▶ _Required work_:
Would you please copy each line below that includes the string "offline"?

▶ _Records provided_:
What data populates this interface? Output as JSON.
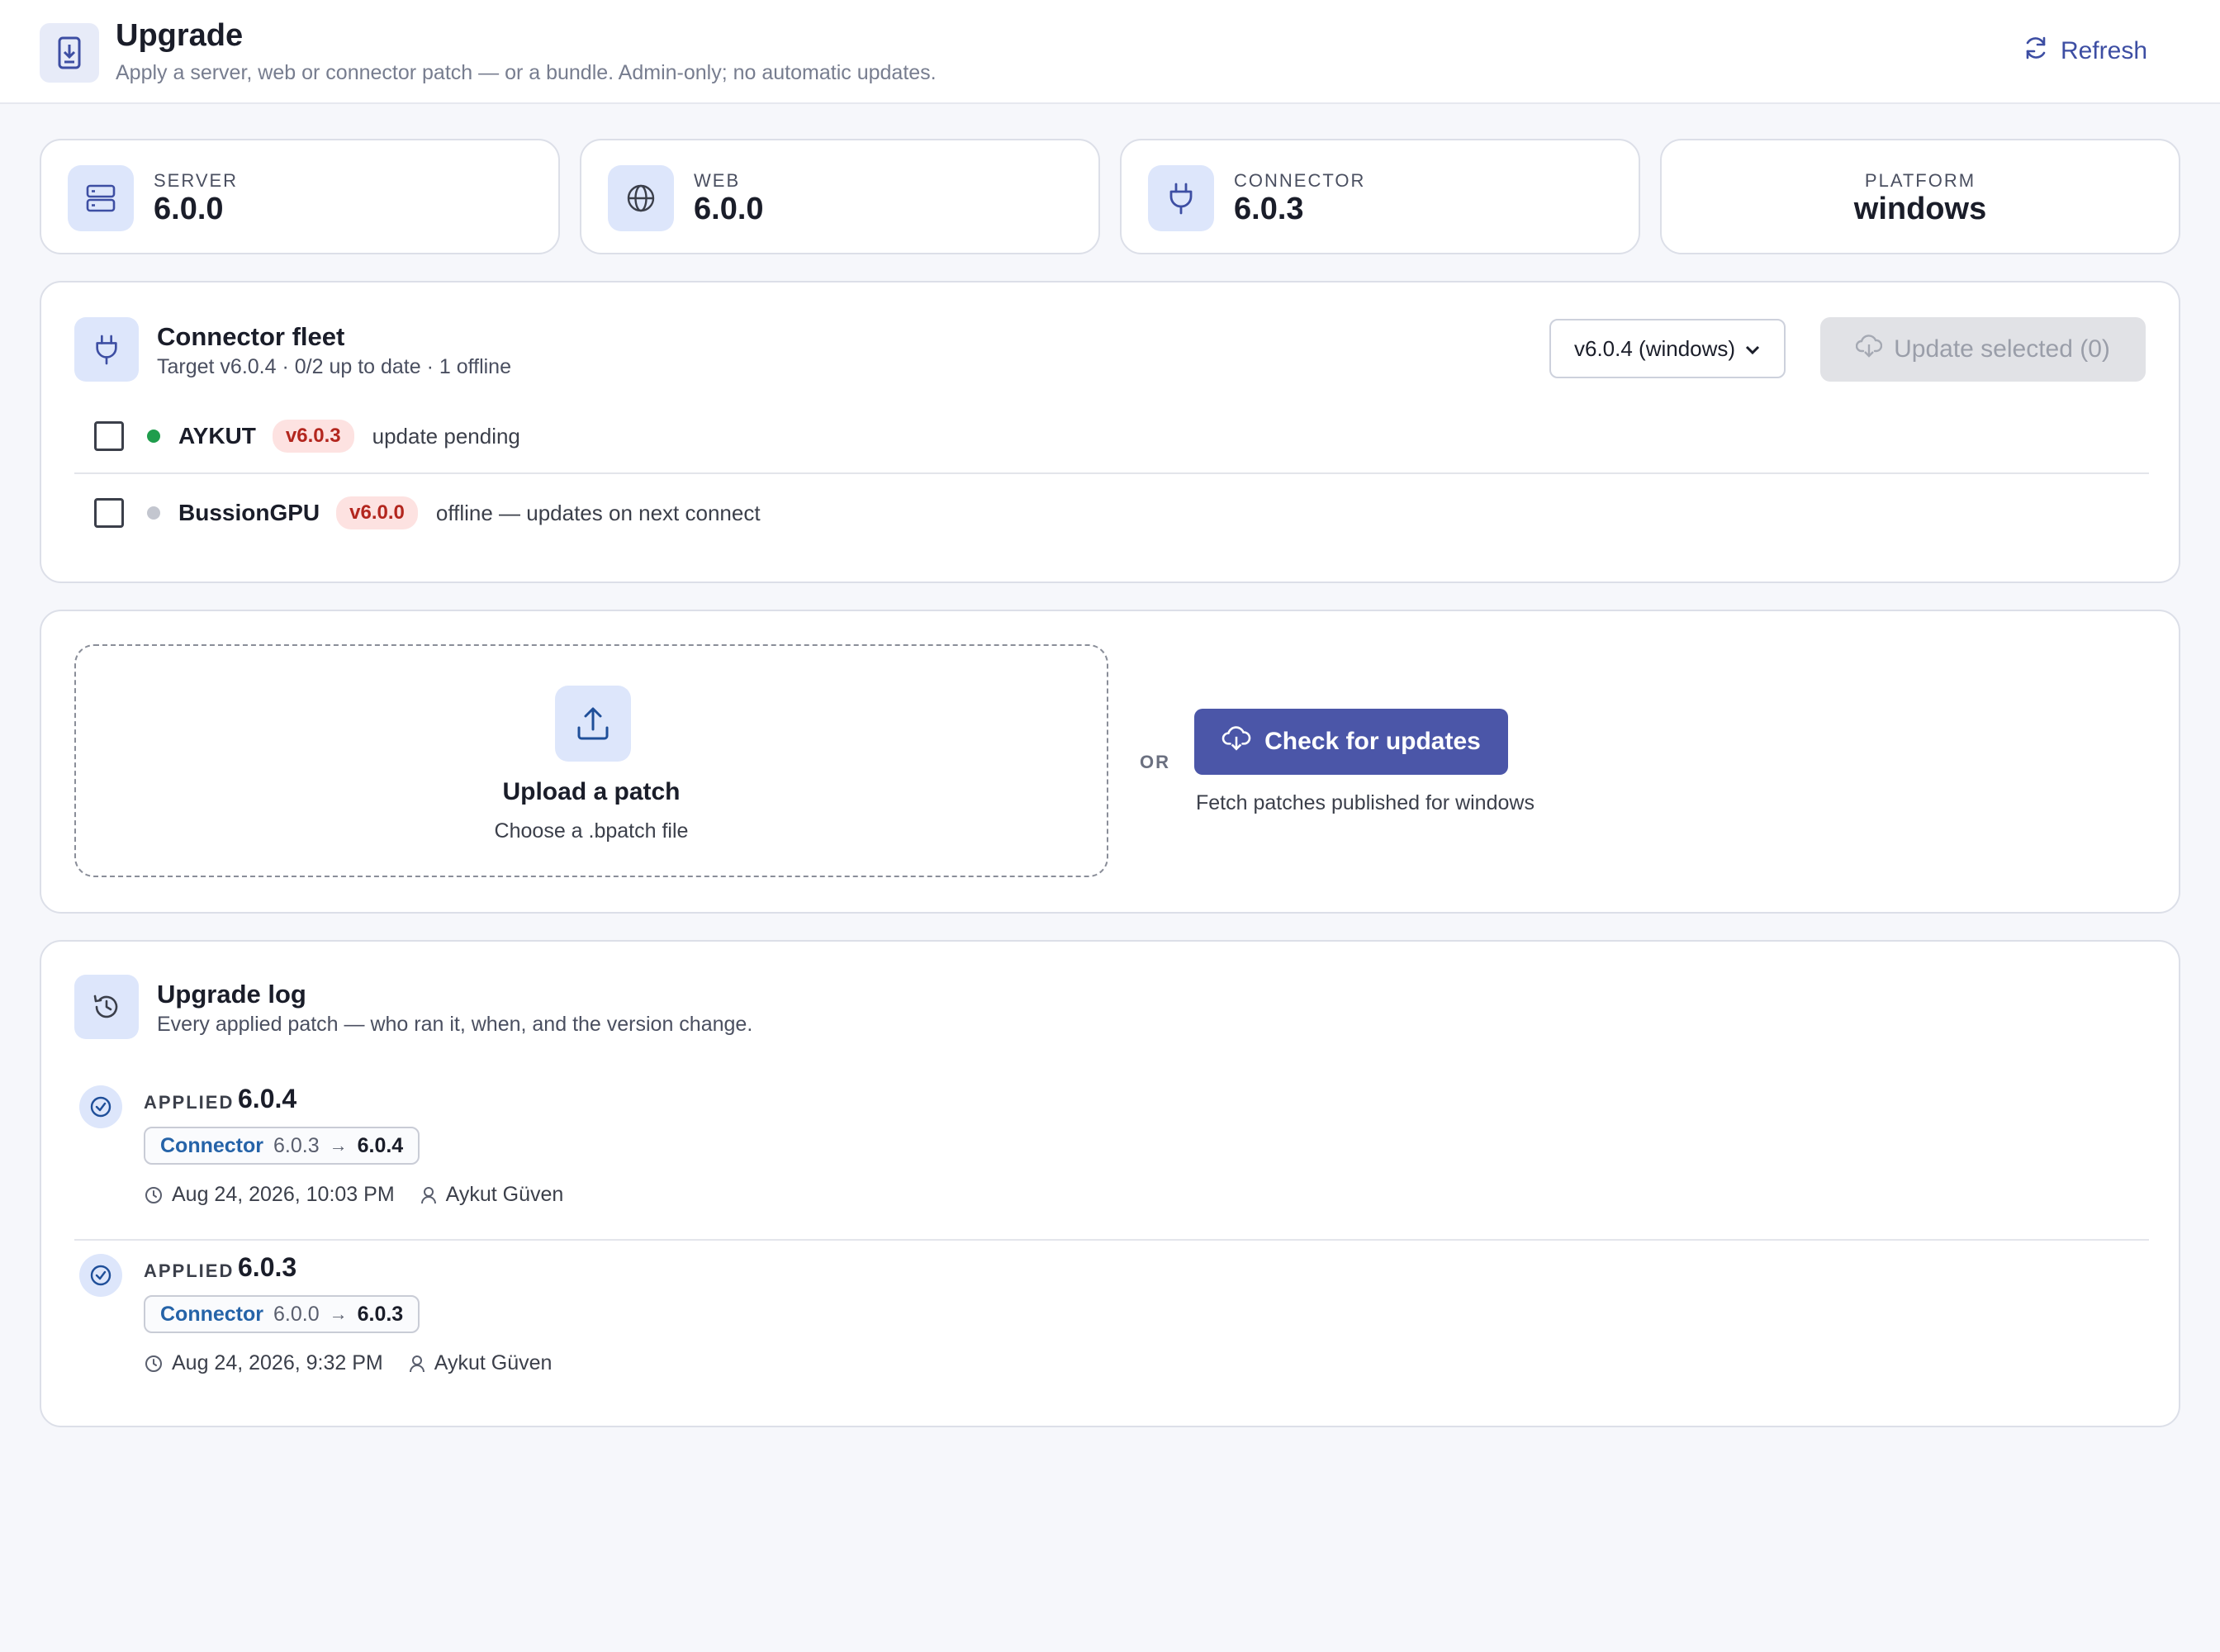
{
  "header": {
    "title": "Upgrade",
    "subtitle": "Apply a server, web or connector patch — or a bundle. Admin-only; no automatic updates.",
    "refresh_label": "Refresh",
    "icon": "phone-download-icon"
  },
  "stats": [
    {
      "label": "SERVER",
      "value": "6.0.0",
      "icon": "server-icon"
    },
    {
      "label": "WEB",
      "value": "6.0.0",
      "icon": "globe-icon"
    },
    {
      "label": "CONNECTOR",
      "value": "6.0.3",
      "icon": "plug-icon"
    },
    {
      "label": "PLATFORM",
      "value": "windows"
    }
  ],
  "fleet": {
    "title": "Connector fleet",
    "subtitle": "Target v6.0.4 · 0/2 up to date · 1 offline",
    "selected_version": "v6.0.4 (windows)",
    "update_label": "Update selected (0)",
    "rows": [
      {
        "name": "AYKUT",
        "version": "v6.0.3",
        "status": "update pending",
        "online": true,
        "checked": false
      },
      {
        "name": "BussionGPU",
        "version": "v6.0.0",
        "status": "offline — updates on next connect",
        "online": false,
        "checked": false
      }
    ]
  },
  "upload": {
    "title": "Upload a patch",
    "subtitle": "Choose a .bpatch file",
    "or_label": "OR",
    "check_label": "Check for updates",
    "check_hint": "Fetch patches published for windows"
  },
  "log": {
    "title": "Upgrade log",
    "subtitle": "Every applied patch — who ran it, when, and the version change.",
    "entries": [
      {
        "status": "APPLIED",
        "version": "6.0.4",
        "component": "Connector",
        "from": "6.0.3",
        "to": "6.0.4",
        "date": "Aug 24, 2026, 10:03 PM",
        "user": "Aykut Güven"
      },
      {
        "status": "APPLIED",
        "version": "6.0.3",
        "component": "Connector",
        "from": "6.0.0",
        "to": "6.0.3",
        "date": "Aug 24, 2026, 9:32 PM",
        "user": "Aykut Güven"
      }
    ]
  },
  "colors": {
    "accent": "#4b56a8",
    "online": "#1f9d4c",
    "offline": "#c3c6cf",
    "badge_bg": "#fde2e1",
    "badge_text": "#b3261e"
  }
}
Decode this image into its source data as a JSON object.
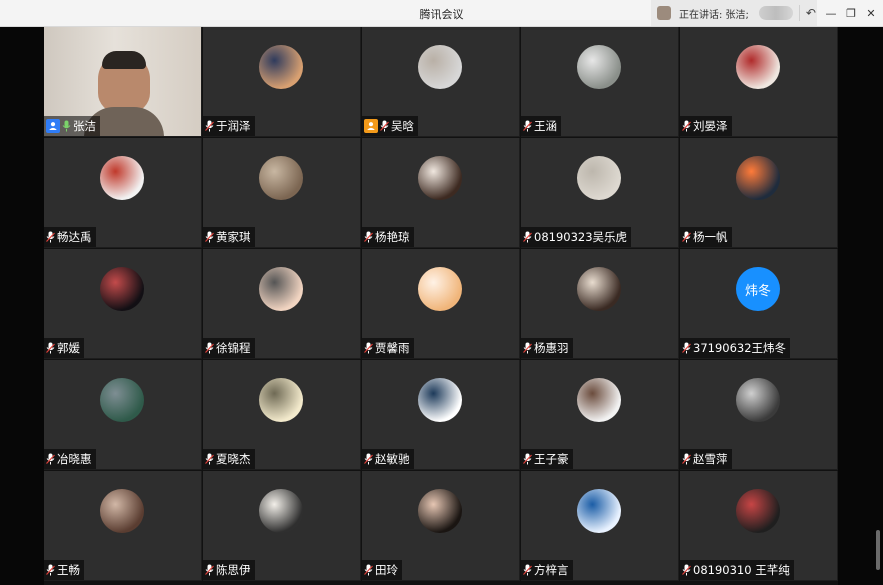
{
  "window": {
    "title": "腾讯会议"
  },
  "speaking": {
    "label": "正在讲话: 张洁;"
  },
  "controls": {
    "minimize": "—",
    "restore": "❐",
    "close": "✕",
    "back": "↶"
  },
  "participants": [
    {
      "name": "张洁",
      "type": "video",
      "badge": "host"
    },
    {
      "name": "于润泽",
      "type": "avatar",
      "colors": [
        "#d8a071",
        "#2f3b5d"
      ]
    },
    {
      "name": "吴晗",
      "type": "avatar",
      "colors": [
        "#d7d7d7",
        "#b9b0a6"
      ],
      "badge": "cohost"
    },
    {
      "name": "王涵",
      "type": "avatar",
      "colors": [
        "#8a8f8a",
        "#e7e7e7"
      ]
    },
    {
      "name": "刘晏泽",
      "type": "avatar",
      "colors": [
        "#efe7e0",
        "#b02b2b"
      ]
    },
    {
      "name": "畅达禹",
      "type": "avatar",
      "colors": [
        "#f2f2f2",
        "#c0392b"
      ]
    },
    {
      "name": "黄家琪",
      "type": "avatar",
      "colors": [
        "#7c6652",
        "#c8b7a2"
      ]
    },
    {
      "name": "杨艳琼",
      "type": "avatar",
      "colors": [
        "#3d2a21",
        "#f0e7df"
      ]
    },
    {
      "name": "08190323吴乐虎",
      "type": "avatar",
      "colors": [
        "#ddd8d0",
        "#bdb7ad"
      ]
    },
    {
      "name": "杨一帆",
      "type": "avatar",
      "colors": [
        "#1f2c3d",
        "#ff7b3a"
      ]
    },
    {
      "name": "郭媛",
      "type": "avatar",
      "colors": [
        "#120f14",
        "#c34b4b"
      ]
    },
    {
      "name": "徐锦程",
      "type": "avatar",
      "colors": [
        "#f1d4c1",
        "#555"
      ]
    },
    {
      "name": "贾馨雨",
      "type": "avatar",
      "colors": [
        "#f0b57a",
        "#fff2e6"
      ]
    },
    {
      "name": "杨惠羽",
      "type": "avatar",
      "colors": [
        "#3a2a23",
        "#e8dccf"
      ]
    },
    {
      "name": "37190632王炜冬",
      "type": "text",
      "text": "炜冬"
    },
    {
      "name": "冶晓惠",
      "type": "avatar",
      "colors": [
        "#2f5a4a",
        "#7e8e93"
      ]
    },
    {
      "name": "夏晓杰",
      "type": "avatar",
      "colors": [
        "#f3eacc",
        "#6f6a55"
      ]
    },
    {
      "name": "赵敏驰",
      "type": "avatar",
      "colors": [
        "#ffffff",
        "#1d3a5a"
      ]
    },
    {
      "name": "王子豪",
      "type": "avatar",
      "colors": [
        "#f2f2f2",
        "#6b4c3d"
      ]
    },
    {
      "name": "赵雪萍",
      "type": "avatar",
      "colors": [
        "#3b3b3b",
        "#cfcfcf"
      ]
    },
    {
      "name": "王畅",
      "type": "avatar",
      "colors": [
        "#5a3d31",
        "#d1b7a6"
      ]
    },
    {
      "name": "陈思伊",
      "type": "avatar",
      "colors": [
        "#2f2f2f",
        "#f2efe9"
      ]
    },
    {
      "name": "田玲",
      "type": "avatar",
      "colors": [
        "#1a1512",
        "#e6c6b3"
      ]
    },
    {
      "name": "方梓言",
      "type": "avatar",
      "colors": [
        "#e9f2ff",
        "#1b5da6"
      ]
    },
    {
      "name": "08190310 王芊纯",
      "type": "avatar",
      "colors": [
        "#1f1f1f",
        "#c74545"
      ]
    }
  ]
}
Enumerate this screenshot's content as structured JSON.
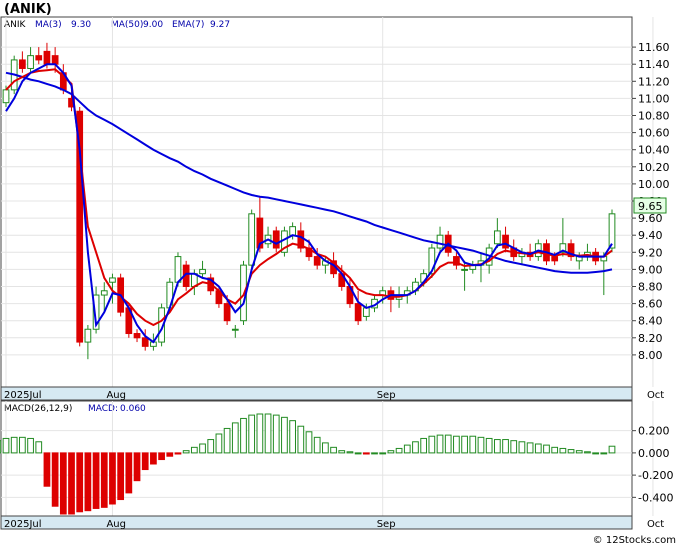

▶ _Answer for this exercise_:
    "subtitle": "Target v6.0.4 · 0/2 up to date · 1 offline",
        "status": "offline — updates on next connect",
    "offline": "#c3c6cf",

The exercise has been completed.